[Component data from apps and pages]

= = = = =

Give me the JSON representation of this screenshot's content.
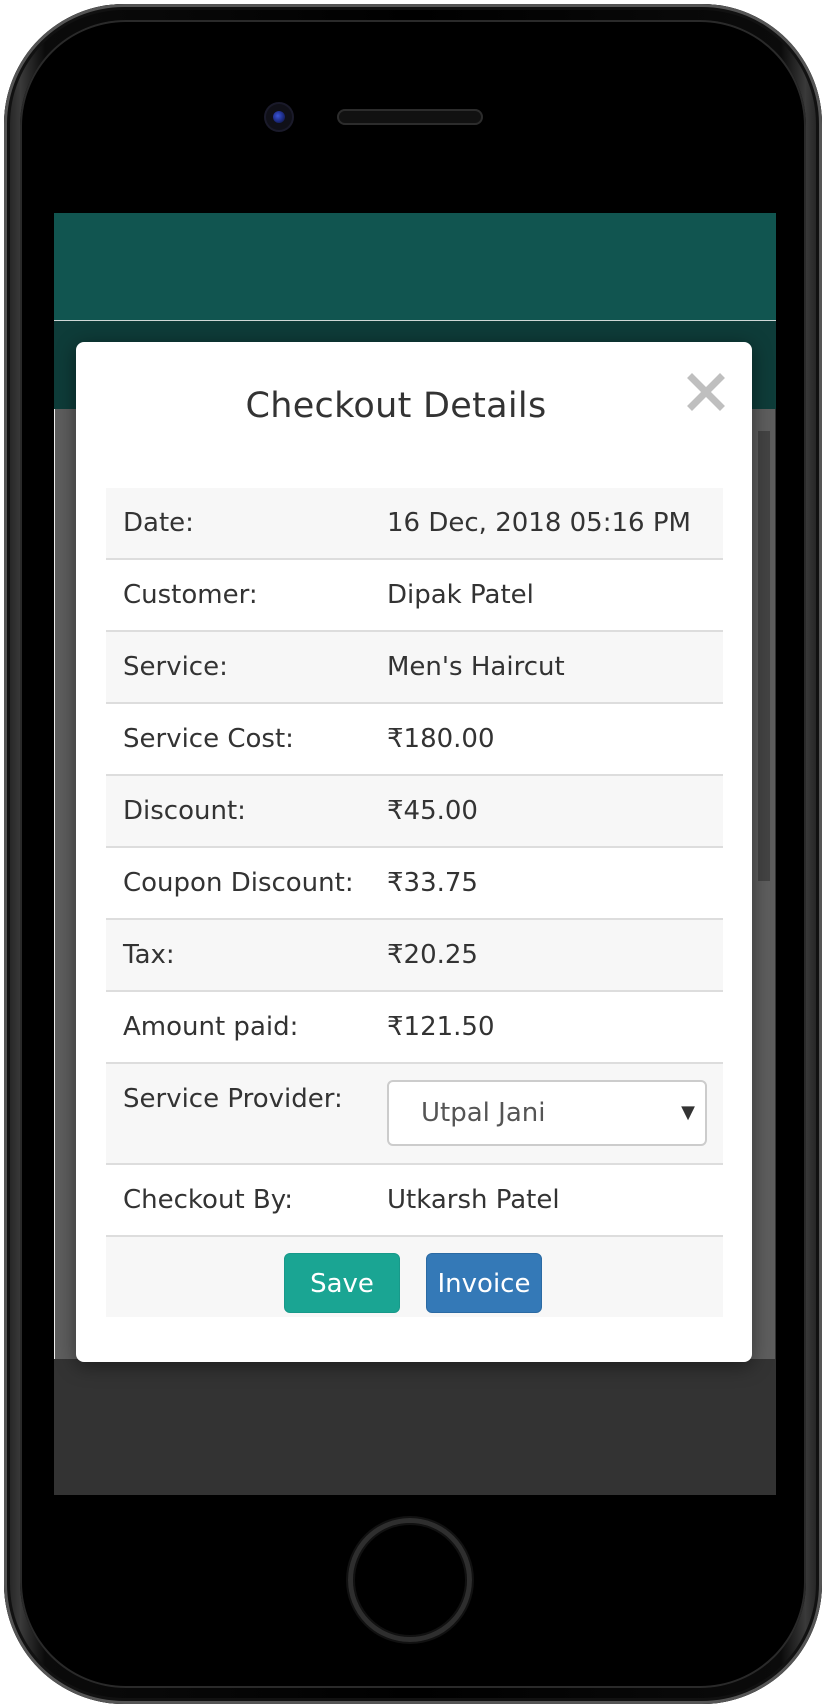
{
  "modal": {
    "title": "Checkout Details",
    "close_icon": "close-icon"
  },
  "details": [
    {
      "label": "Date:",
      "value": "16 Dec, 2018 05:16 PM"
    },
    {
      "label": "Customer:",
      "value": "Dipak Patel"
    },
    {
      "label": "Service:",
      "value": "Men's Haircut"
    },
    {
      "label": "Service Cost:",
      "value": "₹180.00"
    },
    {
      "label": "Discount:",
      "value": "₹45.00"
    },
    {
      "label": "Coupon Discount:",
      "value": "₹33.75"
    },
    {
      "label": "Tax:",
      "value": "₹20.25"
    },
    {
      "label": "Amount paid:",
      "value": "₹121.50"
    }
  ],
  "provider": {
    "label": "Service Provider:",
    "selected": "Utpal Jani",
    "caret_icon": "caret-down-icon"
  },
  "checkout_by": {
    "label": "Checkout By:",
    "value": "Utkarsh Patel"
  },
  "actions": {
    "save_label": "Save",
    "invoice_label": "Invoice"
  },
  "colors": {
    "header": "#115550",
    "save": "#1aa593",
    "invoice": "#3479b7"
  }
}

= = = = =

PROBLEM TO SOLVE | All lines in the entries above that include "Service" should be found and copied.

YOUR SOLUTION |
      "label": "Service:",
      "label": "Service Cost:",
    "label": "Service Provider:",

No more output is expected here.